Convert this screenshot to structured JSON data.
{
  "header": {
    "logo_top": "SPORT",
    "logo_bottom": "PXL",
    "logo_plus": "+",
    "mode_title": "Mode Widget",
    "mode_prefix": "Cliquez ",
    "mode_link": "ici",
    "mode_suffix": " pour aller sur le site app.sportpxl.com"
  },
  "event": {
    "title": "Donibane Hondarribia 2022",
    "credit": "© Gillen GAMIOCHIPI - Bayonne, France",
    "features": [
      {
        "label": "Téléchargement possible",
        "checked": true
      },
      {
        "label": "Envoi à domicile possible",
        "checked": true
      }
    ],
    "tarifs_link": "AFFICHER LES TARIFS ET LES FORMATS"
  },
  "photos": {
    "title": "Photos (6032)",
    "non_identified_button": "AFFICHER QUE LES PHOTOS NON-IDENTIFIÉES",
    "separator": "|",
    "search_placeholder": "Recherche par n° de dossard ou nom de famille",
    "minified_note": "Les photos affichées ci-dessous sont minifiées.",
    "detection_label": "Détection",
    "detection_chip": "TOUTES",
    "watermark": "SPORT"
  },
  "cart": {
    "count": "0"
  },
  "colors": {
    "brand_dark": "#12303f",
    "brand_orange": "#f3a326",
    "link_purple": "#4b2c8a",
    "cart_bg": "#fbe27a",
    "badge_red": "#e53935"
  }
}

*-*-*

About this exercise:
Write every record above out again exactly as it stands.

Task response:
Convert this screenshot to structured JSON data.
{
  "header": {
    "logo_top": "SPORT",
    "logo_bottom": "PXL",
    "logo_plus": "+",
    "mode_title": "Mode Widget",
    "mode_prefix": "Cliquez ",
    "mode_link": "ici",
    "mode_suffix": " pour aller sur le site app.sportpxl.com"
  },
  "event": {
    "title": "Donibane Hondarribia 2022",
    "credit": "© Gillen GAMIOCHIPI - Bayonne, France",
    "features": [
      {
        "label": "Téléchargement possible",
        "checked": true
      },
      {
        "label": "Envoi à domicile possible",
        "checked": true
      }
    ],
    "tarifs_link": "AFFICHER LES TARIFS ET LES FORMATS"
  },
  "photos": {
    "title": "Photos (6032)",
    "non_identified_button": "AFFICHER QUE LES PHOTOS NON-IDENTIFIÉES",
    "separator": "|",
    "search_placeholder": "Recherche par n° de dossard ou nom de famille",
    "minified_note": "Les photos affichées ci-dessous sont minifiées.",
    "detection_label": "Détection",
    "detection_chip": "TOUTES",
    "watermark": "SPORT"
  },
  "cart": {
    "count": "0"
  },
  "colors": {
    "brand_dark": "#12303f",
    "brand_orange": "#f3a326",
    "link_purple": "#4b2c8a",
    "cart_bg": "#fbe27a",
    "badge_red": "#e53935"
  }
}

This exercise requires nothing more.